Please copy every line of the data in which the string "ConfigInfo" appears.

§ §

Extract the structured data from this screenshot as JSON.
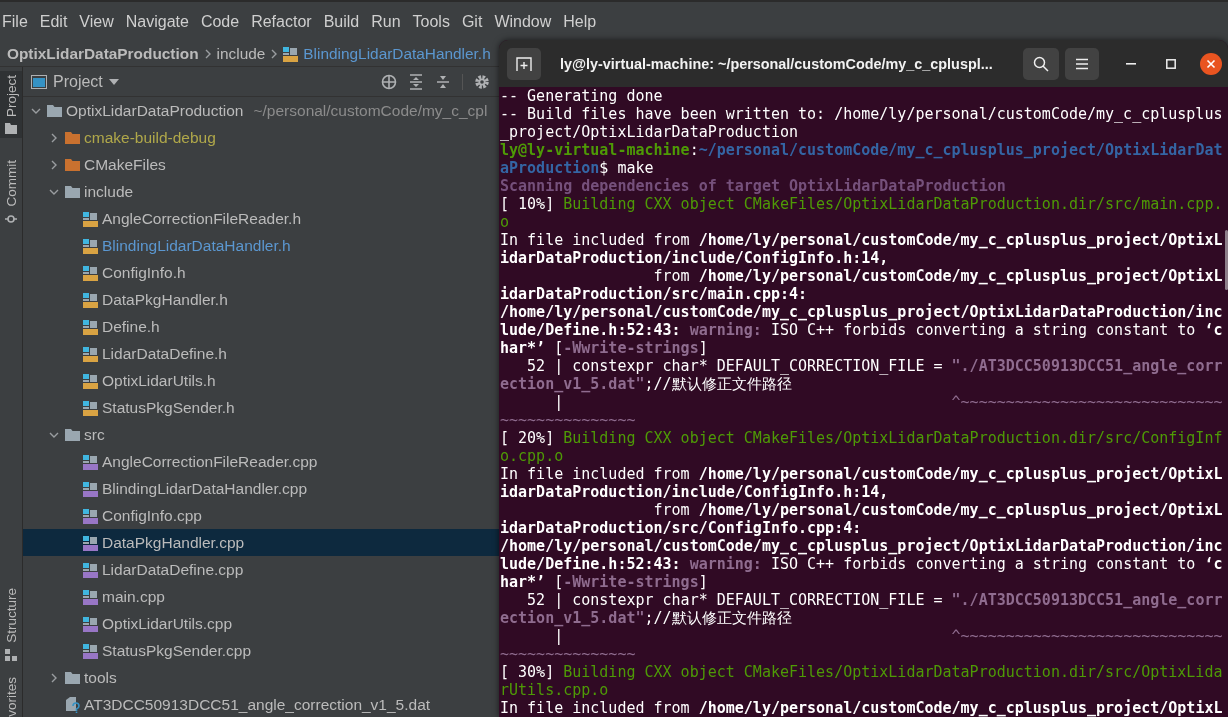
{
  "menu": [
    "File",
    "Edit",
    "View",
    "Navigate",
    "Code",
    "Refactor",
    "Build",
    "Run",
    "Tools",
    "Git",
    "Window",
    "Help"
  ],
  "breadcrumb": {
    "project": "OptixLidarDataProduction",
    "folder": "include",
    "file": "BlindingLidarDataHandler.h"
  },
  "tool_stripe": {
    "top": [
      {
        "label": "Project",
        "kind": "project",
        "selected": true
      },
      {
        "label": "Commit",
        "kind": "commit",
        "selected": false
      }
    ],
    "bottom": [
      {
        "label": "Structure",
        "kind": "structure",
        "selected": false
      },
      {
        "label": "vorites",
        "kind": "favorites",
        "selected": false
      }
    ]
  },
  "project_panel": {
    "title": "Project",
    "tree": [
      {
        "label": "OptixLidarDataProduction",
        "path": "~/personal/customCode/my_c_cpl",
        "kind": "folder",
        "color": "#9aa7b0",
        "excluded": false,
        "expanded": true,
        "selected": false,
        "children": [
          {
            "label": "cmake-build-debug",
            "kind": "folder",
            "color": "#c9712f",
            "excluded": true,
            "expanded": false,
            "selected": false
          },
          {
            "label": "CMakeFiles",
            "kind": "folder",
            "color": "#c9712f",
            "excluded": false,
            "expanded": false,
            "selected": false
          },
          {
            "label": "include",
            "kind": "folder",
            "color": "#9aa7b0",
            "excluded": false,
            "expanded": true,
            "selected": false,
            "children": [
              {
                "label": "AngleCorrectionFileReader.h",
                "kind": "header",
                "current": false,
                "selected": false
              },
              {
                "label": "BlindingLidarDataHandler.h",
                "kind": "header",
                "current": true,
                "selected": false
              },
              {
                "label": "ConfigInfo.h",
                "kind": "header",
                "current": false,
                "selected": false
              },
              {
                "label": "DataPkgHandler.h",
                "kind": "header",
                "current": false,
                "selected": false
              },
              {
                "label": "Define.h",
                "kind": "header",
                "current": false,
                "selected": false
              },
              {
                "label": "LidarDataDefine.h",
                "kind": "header",
                "current": false,
                "selected": false
              },
              {
                "label": "OptixLidarUtils.h",
                "kind": "header",
                "current": false,
                "selected": false
              },
              {
                "label": "StatusPkgSender.h",
                "kind": "header",
                "current": false,
                "selected": false
              }
            ]
          },
          {
            "label": "src",
            "kind": "folder",
            "color": "#9aa7b0",
            "excluded": false,
            "expanded": true,
            "selected": false,
            "children": [
              {
                "label": "AngleCorrectionFileReader.cpp",
                "kind": "source",
                "current": false,
                "selected": false
              },
              {
                "label": "BlindingLidarDataHandler.cpp",
                "kind": "source",
                "current": false,
                "selected": false
              },
              {
                "label": "ConfigInfo.cpp",
                "kind": "source",
                "current": false,
                "selected": false
              },
              {
                "label": "DataPkgHandler.cpp",
                "kind": "source",
                "current": false,
                "selected": true
              },
              {
                "label": "LidarDataDefine.cpp",
                "kind": "source",
                "current": false,
                "selected": false
              },
              {
                "label": "main.cpp",
                "kind": "source",
                "current": false,
                "selected": false
              },
              {
                "label": "OptixLidarUtils.cpp",
                "kind": "source",
                "current": false,
                "selected": false
              },
              {
                "label": "StatusPkgSender.cpp",
                "kind": "source",
                "current": false,
                "selected": false
              }
            ]
          },
          {
            "label": "tools",
            "kind": "folder",
            "color": "#9aa7b0",
            "excluded": false,
            "expanded": false,
            "selected": false
          },
          {
            "label": "AT3DCC50913DCC51_angle_correction_v1_5.dat",
            "kind": "data",
            "current": false,
            "selected": false
          }
        ]
      }
    ]
  },
  "terminal": {
    "title": "ly@ly-virtual-machine: ~/personal/customCode/my_c_cpluspl...",
    "lines": [
      {
        "segments": [
          {
            "kind": "plain",
            "text": "-- Generating done"
          }
        ]
      },
      {
        "segments": [
          {
            "kind": "plain",
            "text": "-- Build files have been written to: /home/ly/personal/customCode/my_c_cplusplus_project/OptixLidarDataProduction"
          }
        ]
      },
      {
        "segments": [
          {
            "kind": "prompt_user",
            "text": "ly@ly-virtual-machine"
          },
          {
            "kind": "plain",
            "text": ":"
          },
          {
            "kind": "prompt_path",
            "text": "~/personal/customCode/my_c_cplusplus_project/OptixLidarDataProduction"
          },
          {
            "kind": "plain",
            "text": "$ make"
          }
        ]
      },
      {
        "segments": [
          {
            "kind": "info",
            "text": "Scanning dependencies of target OptixLidarDataProduction"
          }
        ]
      },
      {
        "segments": [
          {
            "kind": "plain",
            "text": "[ 10%] "
          },
          {
            "kind": "progress",
            "text": "Building CXX object CMakeFiles/OptixLidarDataProduction.dir/src/main.cpp.o"
          }
        ]
      },
      {
        "segments": [
          {
            "kind": "plain",
            "text": "In file included from "
          },
          {
            "kind": "bold",
            "text": "/home/ly/personal/customCode/my_c_cplusplus_project/OptixLidarDataProduction/include/ConfigInfo.h:14,"
          }
        ]
      },
      {
        "segments": [
          {
            "kind": "plain",
            "text": "                 from "
          },
          {
            "kind": "bold",
            "text": "/home/ly/personal/customCode/my_c_cplusplus_project/OptixLidarDataProduction/src/main.cpp:4:"
          }
        ]
      },
      {
        "segments": [
          {
            "kind": "bold",
            "text": "/home/ly/personal/customCode/my_c_cplusplus_project/OptixLidarDataProduction/include/Define.h:52:43: "
          },
          {
            "kind": "warning",
            "text": "warning:"
          },
          {
            "kind": "plain",
            "text": " ISO C++ forbids converting a string constant to "
          },
          {
            "kind": "bold",
            "text": "‘char*’"
          },
          {
            "kind": "plain",
            "text": " ["
          },
          {
            "kind": "warning",
            "text": "-Wwrite-strings"
          },
          {
            "kind": "plain",
            "text": "]"
          }
        ]
      },
      {
        "segments": [
          {
            "kind": "plain",
            "text": "   52 | constexpr char* DEFAULT_CORRECTION_FILE = "
          },
          {
            "kind": "literal",
            "text": "\"./AT3DCC50913DCC51_angle_correction_v1_5.dat\""
          },
          {
            "kind": "plain",
            "text": ";//默认修正文件路径"
          }
        ]
      },
      {
        "segments": [
          {
            "kind": "plain",
            "text": "      |                                           "
          },
          {
            "kind": "marker",
            "text": "^~~~~~~~~~~~~~~~~~~~~~~~~~~~~~~~~~~~~~~~~~~~~"
          }
        ]
      },
      {
        "segments": [
          {
            "kind": "plain",
            "text": "[ 20%] "
          },
          {
            "kind": "progress",
            "text": "Building CXX object CMakeFiles/OptixLidarDataProduction.dir/src/ConfigInfo.cpp.o"
          }
        ]
      },
      {
        "segments": [
          {
            "kind": "plain",
            "text": "In file included from "
          },
          {
            "kind": "bold",
            "text": "/home/ly/personal/customCode/my_c_cplusplus_project/OptixLidarDataProduction/include/ConfigInfo.h:14,"
          }
        ]
      },
      {
        "segments": [
          {
            "kind": "plain",
            "text": "                 from "
          },
          {
            "kind": "bold",
            "text": "/home/ly/personal/customCode/my_c_cplusplus_project/OptixLidarDataProduction/src/ConfigInfo.cpp:4:"
          }
        ]
      },
      {
        "segments": [
          {
            "kind": "bold",
            "text": "/home/ly/personal/customCode/my_c_cplusplus_project/OptixLidarDataProduction/include/Define.h:52:43: "
          },
          {
            "kind": "warning",
            "text": "warning:"
          },
          {
            "kind": "plain",
            "text": " ISO C++ forbids converting a string constant to "
          },
          {
            "kind": "bold",
            "text": "‘char*’"
          },
          {
            "kind": "plain",
            "text": " ["
          },
          {
            "kind": "warning",
            "text": "-Wwrite-strings"
          },
          {
            "kind": "plain",
            "text": "]"
          }
        ]
      },
      {
        "segments": [
          {
            "kind": "plain",
            "text": "   52 | constexpr char* DEFAULT_CORRECTION_FILE = "
          },
          {
            "kind": "literal",
            "text": "\"./AT3DCC50913DCC51_angle_correction_v1_5.dat\""
          },
          {
            "kind": "plain",
            "text": ";//默认修正文件路径"
          }
        ]
      },
      {
        "segments": [
          {
            "kind": "plain",
            "text": "      |                                           "
          },
          {
            "kind": "marker",
            "text": "^~~~~~~~~~~~~~~~~~~~~~~~~~~~~~~~~~~~~~~~~~~~~"
          }
        ]
      },
      {
        "segments": [
          {
            "kind": "plain",
            "text": "[ 30%] "
          },
          {
            "kind": "progress",
            "text": "Building CXX object CMakeFiles/OptixLidarDataProduction.dir/src/OptixLidarUtils.cpp.o"
          }
        ]
      },
      {
        "segments": [
          {
            "kind": "plain",
            "text": "In file included from "
          },
          {
            "kind": "bold",
            "text": "/home/ly/personal/customCode/my_c_cplusplus_project/OptixL"
          }
        ]
      }
    ]
  }
}
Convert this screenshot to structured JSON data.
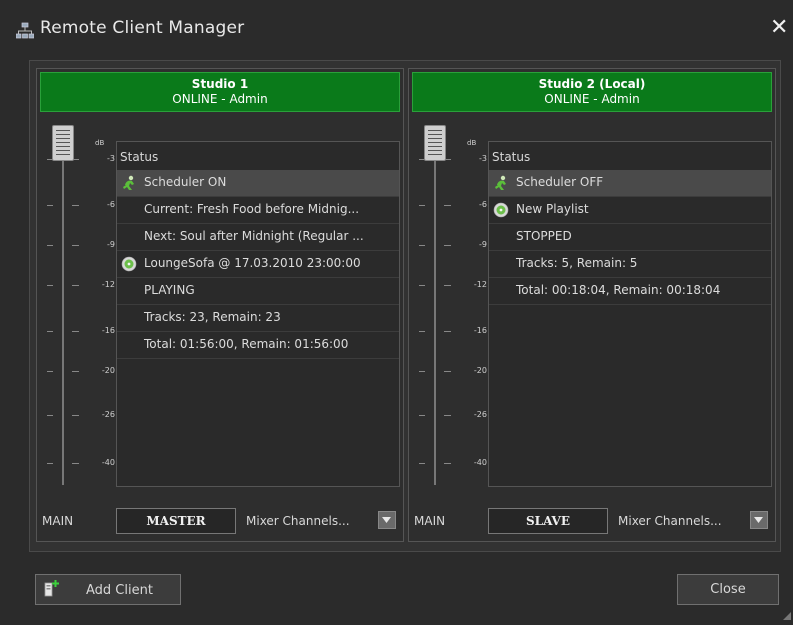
{
  "window": {
    "title": "Remote Client Manager",
    "close_glyph": "✕"
  },
  "studios": [
    {
      "name": "Studio 1",
      "status": "ONLINE - Admin",
      "header_color": "#0a7a1a",
      "fader": {
        "unit": "dB",
        "scale": [
          "-3",
          "-6",
          "-9",
          "-12",
          "-16",
          "-20",
          "-26",
          "-40"
        ],
        "level": 1.0
      },
      "list_header": "Status",
      "items": [
        {
          "icon": "scheduler-icon",
          "text": "Scheduler ON",
          "selected": true
        },
        {
          "icon": "",
          "text": "Current: Fresh Food before Midnig..."
        },
        {
          "icon": "",
          "text": "Next: Soul after Midnight (Regular ..."
        },
        {
          "icon": "playlist-icon",
          "text": "LoungeSofa @ 17.03.2010 23:00:00"
        },
        {
          "icon": "",
          "text": "PLAYING"
        },
        {
          "icon": "",
          "text": "Tracks: 23, Remain: 23"
        },
        {
          "icon": "",
          "text": "Total: 01:56:00, Remain: 01:56:00"
        }
      ],
      "bottom": {
        "main_label": "MAIN",
        "role": "MASTER",
        "mixer_label": "Mixer Channels..."
      }
    },
    {
      "name": "Studio 2 (Local)",
      "status": "ONLINE - Admin",
      "header_color": "#0a7a1a",
      "fader": {
        "unit": "dB",
        "scale": [
          "-3",
          "-6",
          "-9",
          "-12",
          "-16",
          "-20",
          "-26",
          "-40"
        ],
        "level": 1.0
      },
      "list_header": "Status",
      "items": [
        {
          "icon": "scheduler-icon",
          "text": "Scheduler OFF",
          "selected": true
        },
        {
          "icon": "playlist-icon",
          "text": "New Playlist"
        },
        {
          "icon": "",
          "text": "STOPPED"
        },
        {
          "icon": "",
          "text": "Tracks: 5, Remain: 5"
        },
        {
          "icon": "",
          "text": "Total: 00:18:04, Remain: 00:18:04"
        }
      ],
      "bottom": {
        "main_label": "MAIN",
        "role": "SLAVE",
        "mixer_label": "Mixer Channels..."
      }
    }
  ],
  "footer": {
    "add_client_label": "Add Client",
    "close_label": "Close"
  }
}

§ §

▶ Your response
                "label": "ConfigInfo.h",
                "label": "ConfigInfo.cpp",
            "text": "/home/ly/personal/customCode/my_c_cplusplus_project/OptixLidarDataProduction/include/ConfigInfo.h:14,"
            "text": "Building CXX object CMakeFiles/OptixLidarDataProduction.dir/src/ConfigInfo.cpp.o"
            "text": "/home/ly/personal/customCode/my_c_cplusplus_project/OptixLidarDataProduction/include/ConfigInfo.h:14,"
            "text": "/home/ly/personal/customCode/my_c_cplusplus_project/OptixLidarDataProduction/src/ConfigInfo.cpp:4:"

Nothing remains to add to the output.